*** Dataset entries

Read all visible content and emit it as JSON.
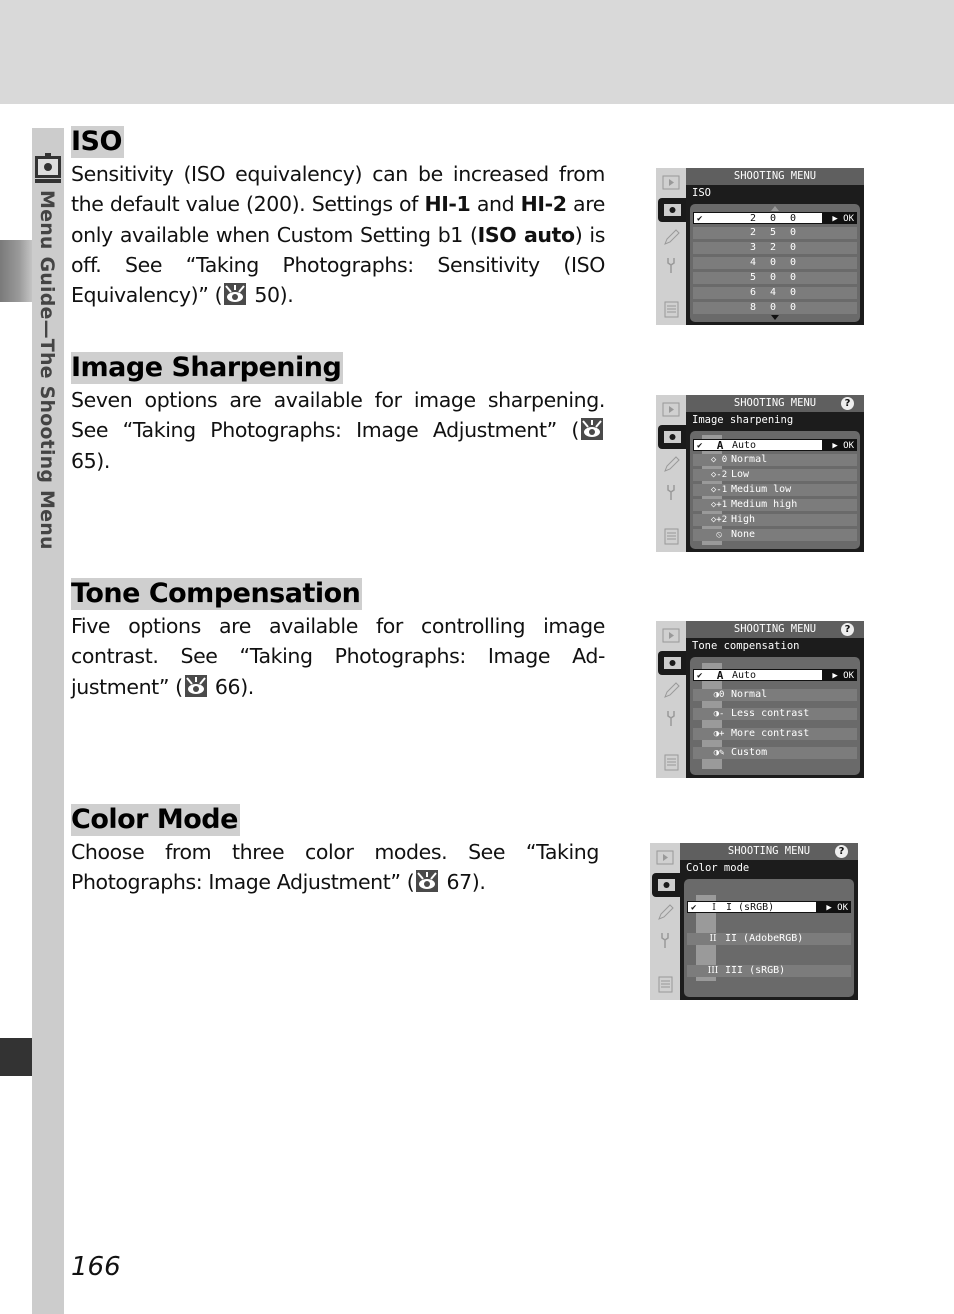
{
  "side_tab": {
    "label": "Menu Guide—The Shooting Menu",
    "icon": "camera-menu-icon"
  },
  "sections": [
    {
      "title": "ISO",
      "body_parts": [
        "Sensitivity (ISO equivalency) can be increased from the default value (200).  Settings of ",
        "HI-1",
        " and ",
        "HI-2",
        " are only available when Custom Setting b1 (",
        "ISO auto",
        ") is off.  See “Taking Photographs: Sensitivity (ISO Equivalency)” (",
        "50",
        ")."
      ],
      "ref_icon": "reference-eye-icon",
      "ref_page": "50"
    },
    {
      "title": "Image Sharpening",
      "body_before": "Seven options are available for image sharpening. See “Taking Photographs: Image Adjustment” (",
      "ref_page": "65",
      "body_after": ").",
      "ref_icon": "reference-eye-icon"
    },
    {
      "title": "Tone Compensation",
      "body_before": "Five options are available for controlling image contrast.  See “Taking Photographs: Image Ad-justment” (",
      "ref_page": "66",
      "body_after": ").",
      "ref_icon": "reference-eye-icon"
    },
    {
      "title": "Color Mode",
      "body_before": "Choose from three color modes.  See “Taking Photographs: Image Adjustment” (",
      "ref_page": "67",
      "body_after": ").",
      "ref_icon": "reference-eye-icon"
    }
  ],
  "screens": {
    "iso": {
      "header": "SHOOTING MENU",
      "subtitle": "ISO",
      "ok_label": "▶ OK",
      "check": "✔",
      "options": [
        "2 0 0",
        "2 5 0",
        "3 2 0",
        "4 0 0",
        "5 0 0",
        "6 4 0",
        "8 0 0"
      ],
      "selected": 0
    },
    "sharpening": {
      "header": "SHOOTING MENU",
      "help": "?",
      "subtitle": "Image sharpening",
      "ok_label": "▶ OK",
      "check": "✔",
      "options": [
        {
          "symbol": "A",
          "label": "Auto"
        },
        {
          "symbol": "◇ 0",
          "label": "Normal"
        },
        {
          "symbol": "◇-2",
          "label": "Low"
        },
        {
          "symbol": "◇-1",
          "label": "Medium low"
        },
        {
          "symbol": "◇+1",
          "label": "Medium high"
        },
        {
          "symbol": "◇+2",
          "label": "High"
        },
        {
          "symbol": "⦸",
          "label": "None"
        }
      ],
      "selected": 0
    },
    "tone": {
      "header": "SHOOTING MENU",
      "help": "?",
      "subtitle": "Tone compensation",
      "ok_label": "▶ OK",
      "check": "✔",
      "options": [
        {
          "symbol": "A",
          "label": "Auto"
        },
        {
          "symbol": "◑0",
          "label": "Normal"
        },
        {
          "symbol": "◑-",
          "label": "Less contrast"
        },
        {
          "symbol": "◑+",
          "label": "More contrast"
        },
        {
          "symbol": "◑✎",
          "label": "Custom"
        }
      ],
      "selected": 0
    },
    "color": {
      "header": "SHOOTING MENU",
      "help": "?",
      "subtitle": "Color mode",
      "ok_label": "▶ OK",
      "check": "✔",
      "options": [
        {
          "symbol": "I",
          "label": "I (sRGB)"
        },
        {
          "symbol": "II",
          "label": "II (AdobeRGB)"
        },
        {
          "symbol": "III",
          "label": "III (sRGB)"
        }
      ],
      "selected": 0
    }
  },
  "page_number": "166"
}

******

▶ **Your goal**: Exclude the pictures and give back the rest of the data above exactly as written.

▶ **Reply**:
Read all visible content and emit it as JSON.
{
  "side_tab": {
    "label": "Menu Guide—The Shooting Menu",
    "icon": "camera-menu-icon"
  },
  "sections": [
    {
      "title": "ISO",
      "body_parts": [
        "Sensitivity (ISO equivalency) can be increased from the default value (200).  Settings of ",
        "HI-1",
        " and ",
        "HI-2",
        " are only available when Custom Setting b1 (",
        "ISO auto",
        ") is off.  See “Taking Photographs: Sensitivity (ISO Equivalency)” (",
        "50",
        ")."
      ],
      "ref_icon": "reference-eye-icon",
      "ref_page": "50"
    },
    {
      "title": "Image Sharpening",
      "body_before": "Seven options are available for image sharpening. See “Taking Photographs: Image Adjustment” (",
      "ref_page": "65",
      "body_after": ").",
      "ref_icon": "reference-eye-icon"
    },
    {
      "title": "Tone Compensation",
      "body_before": "Five options are available for controlling image contrast.  See “Taking Photographs: Image Ad-justment” (",
      "ref_page": "66",
      "body_after": ").",
      "ref_icon": "reference-eye-icon"
    },
    {
      "title": "Color Mode",
      "body_before": "Choose from three color modes.  See “Taking Photographs: Image Adjustment” (",
      "ref_page": "67",
      "body_after": ").",
      "ref_icon": "reference-eye-icon"
    }
  ],
  "screens": {
    "iso": {
      "header": "SHOOTING MENU",
      "subtitle": "ISO",
      "ok_label": "▶ OK",
      "check": "✔",
      "options": [
        "2 0 0",
        "2 5 0",
        "3 2 0",
        "4 0 0",
        "5 0 0",
        "6 4 0",
        "8 0 0"
      ],
      "selected": 0
    },
    "sharpening": {
      "header": "SHOOTING MENU",
      "help": "?",
      "subtitle": "Image sharpening",
      "ok_label": "▶ OK",
      "check": "✔",
      "options": [
        {
          "symbol": "A",
          "label": "Auto"
        },
        {
          "symbol": "◇ 0",
          "label": "Normal"
        },
        {
          "symbol": "◇-2",
          "label": "Low"
        },
        {
          "symbol": "◇-1",
          "label": "Medium low"
        },
        {
          "symbol": "◇+1",
          "label": "Medium high"
        },
        {
          "symbol": "◇+2",
          "label": "High"
        },
        {
          "symbol": "⦸",
          "label": "None"
        }
      ],
      "selected": 0
    },
    "tone": {
      "header": "SHOOTING MENU",
      "help": "?",
      "subtitle": "Tone compensation",
      "ok_label": "▶ OK",
      "check": "✔",
      "options": [
        {
          "symbol": "A",
          "label": "Auto"
        },
        {
          "symbol": "◑0",
          "label": "Normal"
        },
        {
          "symbol": "◑-",
          "label": "Less contrast"
        },
        {
          "symbol": "◑+",
          "label": "More contrast"
        },
        {
          "symbol": "◑✎",
          "label": "Custom"
        }
      ],
      "selected": 0
    },
    "color": {
      "header": "SHOOTING MENU",
      "help": "?",
      "subtitle": "Color mode",
      "ok_label": "▶ OK",
      "check": "✔",
      "options": [
        {
          "symbol": "I",
          "label": "I (sRGB)"
        },
        {
          "symbol": "II",
          "label": "II (AdobeRGB)"
        },
        {
          "symbol": "III",
          "label": "III (sRGB)"
        }
      ],
      "selected": 0
    }
  },
  "page_number": "166"
}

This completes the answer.